But it’s translated into little change for tenants who have learned to live with the substandard conditions.
For the second time in four years, Finney is attempting to sell the property, and he’s close to sealing the deal. If this deal goes through, the federal subsidy will be extended until 2029. Cullen Davis, whose company, Urban Property Investments, manages a series of other Section 8 properties, along with a partner, is expected to take the property over in January. The Illinois Housing Development Authority has approved $10 million in tax credits to begin rehabbing the Kimbark building. That’s money that the Woodlawn Redevelopment Corp. was not eligible for because of its poor property management track record.

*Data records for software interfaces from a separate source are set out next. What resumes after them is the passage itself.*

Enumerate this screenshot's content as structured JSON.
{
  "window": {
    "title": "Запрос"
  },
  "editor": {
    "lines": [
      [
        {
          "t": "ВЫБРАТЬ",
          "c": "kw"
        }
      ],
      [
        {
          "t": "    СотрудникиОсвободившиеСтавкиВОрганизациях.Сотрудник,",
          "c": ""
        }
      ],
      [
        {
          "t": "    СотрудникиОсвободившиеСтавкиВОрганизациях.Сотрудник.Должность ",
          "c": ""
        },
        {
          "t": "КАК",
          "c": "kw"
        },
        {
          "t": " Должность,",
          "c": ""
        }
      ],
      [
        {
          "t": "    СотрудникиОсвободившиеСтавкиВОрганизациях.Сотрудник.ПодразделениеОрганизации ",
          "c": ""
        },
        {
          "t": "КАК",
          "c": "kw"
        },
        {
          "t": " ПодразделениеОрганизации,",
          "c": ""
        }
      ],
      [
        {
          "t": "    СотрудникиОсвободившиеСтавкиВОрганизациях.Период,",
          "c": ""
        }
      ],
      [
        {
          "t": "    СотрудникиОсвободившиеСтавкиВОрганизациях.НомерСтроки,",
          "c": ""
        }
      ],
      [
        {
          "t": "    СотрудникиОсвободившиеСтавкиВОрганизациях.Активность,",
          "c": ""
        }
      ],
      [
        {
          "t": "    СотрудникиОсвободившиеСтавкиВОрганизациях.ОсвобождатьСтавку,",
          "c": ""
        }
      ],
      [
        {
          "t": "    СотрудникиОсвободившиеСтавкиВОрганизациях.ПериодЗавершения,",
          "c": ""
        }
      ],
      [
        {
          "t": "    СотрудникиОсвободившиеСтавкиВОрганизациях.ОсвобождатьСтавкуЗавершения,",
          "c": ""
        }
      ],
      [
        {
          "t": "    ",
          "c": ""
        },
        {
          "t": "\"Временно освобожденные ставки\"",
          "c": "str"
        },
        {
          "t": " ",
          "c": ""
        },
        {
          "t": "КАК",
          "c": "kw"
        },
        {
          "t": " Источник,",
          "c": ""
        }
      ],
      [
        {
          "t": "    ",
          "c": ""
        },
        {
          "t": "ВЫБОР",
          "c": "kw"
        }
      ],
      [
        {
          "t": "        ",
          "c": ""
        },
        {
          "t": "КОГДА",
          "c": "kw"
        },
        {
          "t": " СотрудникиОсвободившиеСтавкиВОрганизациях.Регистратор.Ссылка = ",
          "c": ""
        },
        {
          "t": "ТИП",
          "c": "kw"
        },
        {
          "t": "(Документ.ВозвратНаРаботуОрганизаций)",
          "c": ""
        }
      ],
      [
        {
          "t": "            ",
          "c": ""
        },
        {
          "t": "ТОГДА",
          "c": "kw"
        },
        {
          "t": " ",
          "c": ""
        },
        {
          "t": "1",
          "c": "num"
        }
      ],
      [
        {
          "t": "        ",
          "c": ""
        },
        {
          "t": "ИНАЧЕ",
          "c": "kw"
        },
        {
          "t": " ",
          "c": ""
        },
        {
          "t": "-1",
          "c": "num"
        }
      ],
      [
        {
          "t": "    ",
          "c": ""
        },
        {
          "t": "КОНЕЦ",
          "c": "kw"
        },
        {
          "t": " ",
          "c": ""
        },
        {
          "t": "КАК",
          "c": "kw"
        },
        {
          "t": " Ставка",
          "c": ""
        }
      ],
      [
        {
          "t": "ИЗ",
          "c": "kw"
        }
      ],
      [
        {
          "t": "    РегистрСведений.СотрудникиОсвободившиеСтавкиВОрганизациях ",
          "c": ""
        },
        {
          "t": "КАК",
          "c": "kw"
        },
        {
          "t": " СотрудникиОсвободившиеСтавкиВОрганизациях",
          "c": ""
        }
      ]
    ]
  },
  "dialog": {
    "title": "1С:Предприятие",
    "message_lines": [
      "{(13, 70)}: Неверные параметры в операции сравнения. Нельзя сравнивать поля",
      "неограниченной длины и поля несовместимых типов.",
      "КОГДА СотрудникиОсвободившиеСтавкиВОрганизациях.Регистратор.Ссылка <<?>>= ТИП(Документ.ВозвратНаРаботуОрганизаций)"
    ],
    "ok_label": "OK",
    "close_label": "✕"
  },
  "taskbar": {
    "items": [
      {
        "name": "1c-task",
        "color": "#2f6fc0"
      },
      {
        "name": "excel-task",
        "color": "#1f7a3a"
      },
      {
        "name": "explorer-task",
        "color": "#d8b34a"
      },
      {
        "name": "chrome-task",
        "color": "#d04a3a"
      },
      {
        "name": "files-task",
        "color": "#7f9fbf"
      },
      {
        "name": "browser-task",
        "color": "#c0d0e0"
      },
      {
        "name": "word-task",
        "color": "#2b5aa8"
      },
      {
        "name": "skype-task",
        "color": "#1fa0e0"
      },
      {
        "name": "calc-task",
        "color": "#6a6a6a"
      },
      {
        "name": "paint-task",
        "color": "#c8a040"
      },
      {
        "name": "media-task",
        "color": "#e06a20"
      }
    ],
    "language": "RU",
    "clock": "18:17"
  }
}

The hope is that the new owners will do a better job at managing the federal subsidies, which should pump up to nearly $1.3 million in rents into the 100-unit development next year. Poor conditions have led to vacancies, though. About one-third of the 100 units sit empty.
The way Smith sees it, she’s faced with two bad choices: Stay at Kimbark and hope conditions improve under the new ownership or live with the chaos.
“I don’t want to leave this community,” said Smith, now 62 and retired. “I want to have a place where my kids can come back to and say, ‘I grew up here,’ so they feel like they have some roots.”
Emily Gowing and Sachiko Yoshitsugu helped research this article.